I’m going to let you in on a little secret. I love prehistoric man movies. One Million Years B.C. [Raquel Welch], Quest for Fire [Rae Dawn Chong] and even Caveman [Barbara Bach] – I loved them all. So, it is with great regret that I have to tell you that 10,000 B.C. is quite possibly the worst film Roland Emmerich has ever made [and that, my friends, is saying something!].
The basic plot is really simple: a blue-eyed girl is found and brought into the camp of a tribe of manuk [mammoth] hunters and is to bring prosperity to the tribe. She will be given to the winner of the White Spear [obtained by the first man to kill a manuk by himself]. As she grows, she falls in love with D’Leh [delay] and he with her. Then, she is taken, along with a number of others from the tribe to become slaves of a pyramid building race from far away.
D’Leh follows, with two other men – including his mentor, Tic-Tic – and are followed by boy whose mother the slavers killed. Turns out that D’Leh is a prophesized leader who will bring freedom from the pyramid builders – something about speaking with the spear-tooth [sabre-toothed cats].
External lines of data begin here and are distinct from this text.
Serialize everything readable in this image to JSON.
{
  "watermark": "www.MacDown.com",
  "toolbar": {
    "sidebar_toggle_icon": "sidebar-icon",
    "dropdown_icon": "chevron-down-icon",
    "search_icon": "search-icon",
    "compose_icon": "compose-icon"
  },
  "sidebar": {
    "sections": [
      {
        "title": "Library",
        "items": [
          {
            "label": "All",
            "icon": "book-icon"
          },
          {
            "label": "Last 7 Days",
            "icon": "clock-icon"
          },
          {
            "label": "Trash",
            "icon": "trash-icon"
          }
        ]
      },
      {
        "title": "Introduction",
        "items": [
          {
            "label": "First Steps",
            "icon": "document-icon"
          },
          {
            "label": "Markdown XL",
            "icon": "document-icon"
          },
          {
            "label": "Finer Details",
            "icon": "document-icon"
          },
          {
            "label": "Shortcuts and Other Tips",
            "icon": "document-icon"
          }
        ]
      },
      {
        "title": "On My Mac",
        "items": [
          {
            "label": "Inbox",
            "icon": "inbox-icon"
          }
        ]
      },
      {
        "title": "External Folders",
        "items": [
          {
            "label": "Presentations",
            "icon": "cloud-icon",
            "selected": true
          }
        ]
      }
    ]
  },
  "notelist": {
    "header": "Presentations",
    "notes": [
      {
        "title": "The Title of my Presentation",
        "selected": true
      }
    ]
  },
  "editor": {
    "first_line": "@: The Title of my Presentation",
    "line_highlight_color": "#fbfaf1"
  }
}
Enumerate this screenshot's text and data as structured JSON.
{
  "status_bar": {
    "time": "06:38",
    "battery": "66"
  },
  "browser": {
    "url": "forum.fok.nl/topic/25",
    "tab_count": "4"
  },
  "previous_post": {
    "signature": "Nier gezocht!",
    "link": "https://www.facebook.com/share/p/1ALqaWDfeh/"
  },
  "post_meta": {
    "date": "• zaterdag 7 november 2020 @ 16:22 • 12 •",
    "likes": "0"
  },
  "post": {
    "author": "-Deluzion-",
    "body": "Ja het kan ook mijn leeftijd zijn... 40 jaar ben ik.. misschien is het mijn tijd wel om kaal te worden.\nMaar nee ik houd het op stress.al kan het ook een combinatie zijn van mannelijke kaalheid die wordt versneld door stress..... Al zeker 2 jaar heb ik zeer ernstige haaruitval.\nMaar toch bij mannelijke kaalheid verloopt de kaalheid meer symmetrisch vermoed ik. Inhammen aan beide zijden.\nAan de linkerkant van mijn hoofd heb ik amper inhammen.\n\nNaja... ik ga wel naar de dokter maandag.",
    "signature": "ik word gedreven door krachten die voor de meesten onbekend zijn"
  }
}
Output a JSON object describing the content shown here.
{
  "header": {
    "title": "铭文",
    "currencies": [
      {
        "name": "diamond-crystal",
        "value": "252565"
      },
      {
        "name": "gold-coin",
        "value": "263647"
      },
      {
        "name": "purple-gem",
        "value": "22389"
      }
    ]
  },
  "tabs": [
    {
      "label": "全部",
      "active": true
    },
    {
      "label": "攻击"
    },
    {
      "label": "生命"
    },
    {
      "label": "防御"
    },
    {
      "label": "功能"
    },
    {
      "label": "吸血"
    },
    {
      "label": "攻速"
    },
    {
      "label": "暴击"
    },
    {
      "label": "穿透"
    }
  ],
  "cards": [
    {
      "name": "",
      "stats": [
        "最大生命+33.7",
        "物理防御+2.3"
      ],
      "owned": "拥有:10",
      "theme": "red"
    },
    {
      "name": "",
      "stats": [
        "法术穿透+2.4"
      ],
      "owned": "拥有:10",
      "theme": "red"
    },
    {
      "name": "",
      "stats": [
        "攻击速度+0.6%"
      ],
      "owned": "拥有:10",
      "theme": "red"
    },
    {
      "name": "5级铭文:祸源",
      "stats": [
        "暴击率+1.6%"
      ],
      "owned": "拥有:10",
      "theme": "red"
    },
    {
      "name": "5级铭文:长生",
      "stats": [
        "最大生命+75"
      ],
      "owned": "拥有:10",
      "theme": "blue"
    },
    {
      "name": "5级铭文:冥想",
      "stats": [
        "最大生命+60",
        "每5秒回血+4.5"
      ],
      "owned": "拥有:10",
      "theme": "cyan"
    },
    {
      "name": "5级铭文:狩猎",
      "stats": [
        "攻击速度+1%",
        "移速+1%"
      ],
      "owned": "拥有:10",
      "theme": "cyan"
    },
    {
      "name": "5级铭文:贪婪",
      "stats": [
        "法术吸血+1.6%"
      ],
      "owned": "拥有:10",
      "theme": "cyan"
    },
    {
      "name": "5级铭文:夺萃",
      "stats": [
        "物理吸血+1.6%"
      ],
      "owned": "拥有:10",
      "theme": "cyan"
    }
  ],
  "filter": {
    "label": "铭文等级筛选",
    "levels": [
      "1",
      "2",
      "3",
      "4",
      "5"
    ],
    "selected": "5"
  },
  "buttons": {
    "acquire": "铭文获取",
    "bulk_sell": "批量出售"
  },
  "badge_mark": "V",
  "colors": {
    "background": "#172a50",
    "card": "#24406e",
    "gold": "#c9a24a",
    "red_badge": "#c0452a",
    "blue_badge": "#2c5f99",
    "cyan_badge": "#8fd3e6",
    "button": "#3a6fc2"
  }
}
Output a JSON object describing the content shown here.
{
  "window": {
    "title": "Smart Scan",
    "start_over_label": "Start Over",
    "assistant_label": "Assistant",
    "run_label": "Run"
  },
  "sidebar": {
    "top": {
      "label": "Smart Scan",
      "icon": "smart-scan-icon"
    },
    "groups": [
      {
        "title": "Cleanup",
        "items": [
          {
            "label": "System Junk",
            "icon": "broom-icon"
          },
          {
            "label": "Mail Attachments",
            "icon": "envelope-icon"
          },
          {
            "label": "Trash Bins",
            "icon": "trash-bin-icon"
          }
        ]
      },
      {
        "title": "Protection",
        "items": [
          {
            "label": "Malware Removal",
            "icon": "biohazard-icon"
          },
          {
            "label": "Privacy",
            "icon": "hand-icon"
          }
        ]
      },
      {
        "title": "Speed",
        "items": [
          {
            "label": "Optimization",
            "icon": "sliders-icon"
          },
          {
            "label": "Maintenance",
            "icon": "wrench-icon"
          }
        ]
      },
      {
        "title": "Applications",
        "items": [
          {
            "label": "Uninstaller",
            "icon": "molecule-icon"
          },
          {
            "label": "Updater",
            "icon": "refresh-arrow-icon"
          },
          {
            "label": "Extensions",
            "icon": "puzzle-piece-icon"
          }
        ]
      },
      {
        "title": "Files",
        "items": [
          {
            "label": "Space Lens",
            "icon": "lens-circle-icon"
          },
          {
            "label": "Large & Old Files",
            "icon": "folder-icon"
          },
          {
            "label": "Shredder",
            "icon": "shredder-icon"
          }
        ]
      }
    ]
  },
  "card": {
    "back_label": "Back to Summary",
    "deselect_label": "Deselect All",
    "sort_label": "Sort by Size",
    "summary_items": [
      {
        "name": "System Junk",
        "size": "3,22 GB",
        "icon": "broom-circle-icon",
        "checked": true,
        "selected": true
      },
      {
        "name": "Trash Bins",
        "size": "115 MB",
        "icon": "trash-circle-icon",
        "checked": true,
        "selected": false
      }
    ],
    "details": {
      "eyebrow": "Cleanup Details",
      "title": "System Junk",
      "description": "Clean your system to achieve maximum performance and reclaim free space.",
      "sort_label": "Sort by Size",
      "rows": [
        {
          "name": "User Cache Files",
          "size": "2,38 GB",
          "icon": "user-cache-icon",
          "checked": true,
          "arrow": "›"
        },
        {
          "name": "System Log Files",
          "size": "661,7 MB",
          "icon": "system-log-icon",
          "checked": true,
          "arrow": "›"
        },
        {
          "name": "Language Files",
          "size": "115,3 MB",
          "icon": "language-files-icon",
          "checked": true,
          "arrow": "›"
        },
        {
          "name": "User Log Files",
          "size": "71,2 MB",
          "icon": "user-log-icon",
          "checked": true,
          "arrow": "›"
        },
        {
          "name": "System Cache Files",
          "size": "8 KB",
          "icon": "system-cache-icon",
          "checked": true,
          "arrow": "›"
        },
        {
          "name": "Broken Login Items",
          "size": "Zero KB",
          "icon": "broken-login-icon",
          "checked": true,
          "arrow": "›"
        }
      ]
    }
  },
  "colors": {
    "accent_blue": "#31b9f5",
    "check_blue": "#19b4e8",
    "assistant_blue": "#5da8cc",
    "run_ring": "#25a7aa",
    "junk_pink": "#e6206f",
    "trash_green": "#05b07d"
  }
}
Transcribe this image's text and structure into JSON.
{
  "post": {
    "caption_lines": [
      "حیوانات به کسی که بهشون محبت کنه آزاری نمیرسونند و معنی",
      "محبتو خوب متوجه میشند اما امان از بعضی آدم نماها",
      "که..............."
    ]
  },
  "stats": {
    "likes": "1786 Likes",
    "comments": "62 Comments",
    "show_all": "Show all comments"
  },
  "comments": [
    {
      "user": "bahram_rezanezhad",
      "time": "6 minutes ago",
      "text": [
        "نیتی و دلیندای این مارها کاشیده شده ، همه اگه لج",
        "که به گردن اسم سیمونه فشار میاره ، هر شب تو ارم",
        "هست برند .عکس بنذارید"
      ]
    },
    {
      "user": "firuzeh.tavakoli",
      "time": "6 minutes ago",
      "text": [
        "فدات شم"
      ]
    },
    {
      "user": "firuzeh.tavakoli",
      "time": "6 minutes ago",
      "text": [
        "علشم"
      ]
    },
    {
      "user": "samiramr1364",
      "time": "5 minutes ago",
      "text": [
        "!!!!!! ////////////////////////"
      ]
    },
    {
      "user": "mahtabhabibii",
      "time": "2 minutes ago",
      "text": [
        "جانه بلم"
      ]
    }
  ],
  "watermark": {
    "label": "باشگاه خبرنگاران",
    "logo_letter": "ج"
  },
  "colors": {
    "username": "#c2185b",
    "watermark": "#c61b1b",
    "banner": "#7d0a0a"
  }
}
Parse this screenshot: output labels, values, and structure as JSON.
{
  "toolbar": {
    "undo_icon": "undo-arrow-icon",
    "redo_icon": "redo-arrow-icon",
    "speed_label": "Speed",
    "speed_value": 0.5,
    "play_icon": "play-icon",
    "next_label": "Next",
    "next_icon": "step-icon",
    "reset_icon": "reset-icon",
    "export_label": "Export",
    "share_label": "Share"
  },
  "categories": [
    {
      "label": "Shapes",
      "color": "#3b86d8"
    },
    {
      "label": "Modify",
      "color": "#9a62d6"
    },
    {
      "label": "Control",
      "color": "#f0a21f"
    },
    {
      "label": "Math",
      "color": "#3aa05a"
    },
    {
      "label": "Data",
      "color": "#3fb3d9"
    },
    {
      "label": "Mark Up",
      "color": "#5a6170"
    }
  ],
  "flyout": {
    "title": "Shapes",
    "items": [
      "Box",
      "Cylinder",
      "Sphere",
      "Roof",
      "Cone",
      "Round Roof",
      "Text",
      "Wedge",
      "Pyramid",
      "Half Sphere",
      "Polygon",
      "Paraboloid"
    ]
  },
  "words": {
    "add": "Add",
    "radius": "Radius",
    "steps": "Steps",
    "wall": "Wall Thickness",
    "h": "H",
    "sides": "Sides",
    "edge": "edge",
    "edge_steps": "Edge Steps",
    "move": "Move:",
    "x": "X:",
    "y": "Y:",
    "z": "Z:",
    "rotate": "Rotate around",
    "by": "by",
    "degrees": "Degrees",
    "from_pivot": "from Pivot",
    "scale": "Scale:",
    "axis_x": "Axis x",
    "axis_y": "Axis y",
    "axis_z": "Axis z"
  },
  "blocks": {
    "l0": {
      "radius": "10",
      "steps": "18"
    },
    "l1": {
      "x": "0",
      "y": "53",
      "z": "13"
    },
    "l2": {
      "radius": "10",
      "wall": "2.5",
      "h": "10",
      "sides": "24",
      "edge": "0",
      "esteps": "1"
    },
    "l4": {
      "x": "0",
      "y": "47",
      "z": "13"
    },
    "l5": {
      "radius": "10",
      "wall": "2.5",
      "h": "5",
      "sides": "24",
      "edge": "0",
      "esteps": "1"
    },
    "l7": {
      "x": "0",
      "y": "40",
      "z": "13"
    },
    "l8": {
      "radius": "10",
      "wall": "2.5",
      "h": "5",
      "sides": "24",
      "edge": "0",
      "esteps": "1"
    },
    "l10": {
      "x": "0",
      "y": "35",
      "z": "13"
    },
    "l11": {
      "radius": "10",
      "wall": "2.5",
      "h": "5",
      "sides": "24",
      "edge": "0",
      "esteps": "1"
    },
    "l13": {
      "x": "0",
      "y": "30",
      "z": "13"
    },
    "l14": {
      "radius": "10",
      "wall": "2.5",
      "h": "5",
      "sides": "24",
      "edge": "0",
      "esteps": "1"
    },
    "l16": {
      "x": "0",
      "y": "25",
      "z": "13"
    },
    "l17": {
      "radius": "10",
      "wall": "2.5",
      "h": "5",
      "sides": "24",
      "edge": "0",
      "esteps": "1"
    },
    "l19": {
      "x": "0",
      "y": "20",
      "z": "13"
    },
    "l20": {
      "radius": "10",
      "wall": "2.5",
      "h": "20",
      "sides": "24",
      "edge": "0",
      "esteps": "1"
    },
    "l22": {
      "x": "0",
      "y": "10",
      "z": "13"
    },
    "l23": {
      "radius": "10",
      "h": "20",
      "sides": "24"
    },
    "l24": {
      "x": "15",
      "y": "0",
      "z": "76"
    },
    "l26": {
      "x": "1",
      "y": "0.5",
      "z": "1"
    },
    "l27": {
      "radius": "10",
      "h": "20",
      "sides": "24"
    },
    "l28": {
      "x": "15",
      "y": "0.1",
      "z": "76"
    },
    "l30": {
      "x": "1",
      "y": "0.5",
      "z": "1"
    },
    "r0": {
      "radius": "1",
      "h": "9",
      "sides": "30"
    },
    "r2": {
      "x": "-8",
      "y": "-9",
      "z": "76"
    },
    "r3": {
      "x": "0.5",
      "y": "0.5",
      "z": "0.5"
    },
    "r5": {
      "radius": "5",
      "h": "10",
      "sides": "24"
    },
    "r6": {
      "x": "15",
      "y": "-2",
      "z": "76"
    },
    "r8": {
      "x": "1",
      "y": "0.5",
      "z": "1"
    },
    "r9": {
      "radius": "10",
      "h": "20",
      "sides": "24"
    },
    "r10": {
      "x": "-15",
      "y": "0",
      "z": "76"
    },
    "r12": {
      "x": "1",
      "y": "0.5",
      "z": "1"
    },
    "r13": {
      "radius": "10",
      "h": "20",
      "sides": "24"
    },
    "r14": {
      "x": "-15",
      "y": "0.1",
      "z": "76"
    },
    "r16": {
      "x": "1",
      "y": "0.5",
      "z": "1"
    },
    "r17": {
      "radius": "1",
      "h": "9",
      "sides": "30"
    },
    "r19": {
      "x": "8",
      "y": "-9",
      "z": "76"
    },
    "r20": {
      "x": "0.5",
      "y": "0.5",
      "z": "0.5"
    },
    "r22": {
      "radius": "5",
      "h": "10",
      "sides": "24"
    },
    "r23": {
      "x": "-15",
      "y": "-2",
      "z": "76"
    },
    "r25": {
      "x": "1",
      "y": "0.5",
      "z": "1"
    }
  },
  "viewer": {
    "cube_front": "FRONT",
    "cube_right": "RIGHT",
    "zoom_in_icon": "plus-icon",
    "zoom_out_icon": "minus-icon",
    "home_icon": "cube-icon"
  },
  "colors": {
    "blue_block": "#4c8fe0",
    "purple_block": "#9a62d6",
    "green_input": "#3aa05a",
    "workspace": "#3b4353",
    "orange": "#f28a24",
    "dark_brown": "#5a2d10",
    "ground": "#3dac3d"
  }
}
Essentially, what we have here is a rather predictable mix of standard plot points: The Chosen One, prophecies, an epic quest, false gods and even a bit of Androcles and the Lion. And let’s not forget the portentous narration [shed a quiet tear for Omar Sharif – he deserves better]. There are some beautifully composed shots in 10,000 B.C., but they are pretty much a waste of cinematography. The various plot points come along a something less than an epic pace and in pretty much the usual order.
The dialogue is too bland to provide any really memorable lines [the big one from the trailer – “HE IS NOT A GOD! – comes at precisely the opposite point in the story from where you will be expecting it and is thus rendered rather… ummm… pointless. The acting is kind of lax as well – which is comes as a bit of a surprise.
Camilla Bell [Young Blue Eyes] has been really good in some really awful movies [When a Stranger Calls, The Quiet], as well as some really good ones [Chumscrubber]. Steven Strait made a pretty dynamic debut in Sky High and was the best thing about The Covenant. Here, they are barely adequate – and, sadly, no one else really stands out much, either.
One plus – there are no dinosaurs in 10,000 B.C., which means that the writers [Emmerich and Harold Kloster] got something right. Between that, the cinematography and some extremely good CGI, you have the full extent of the film’s Good Stuff. It’s even bad beyond the point of being “so bad it’s good.”
Take it from someone who loves even the cheesiest prehistory movies – 10,000 B.C. doesn’t bite – it sucks. Big.
Final Grade: F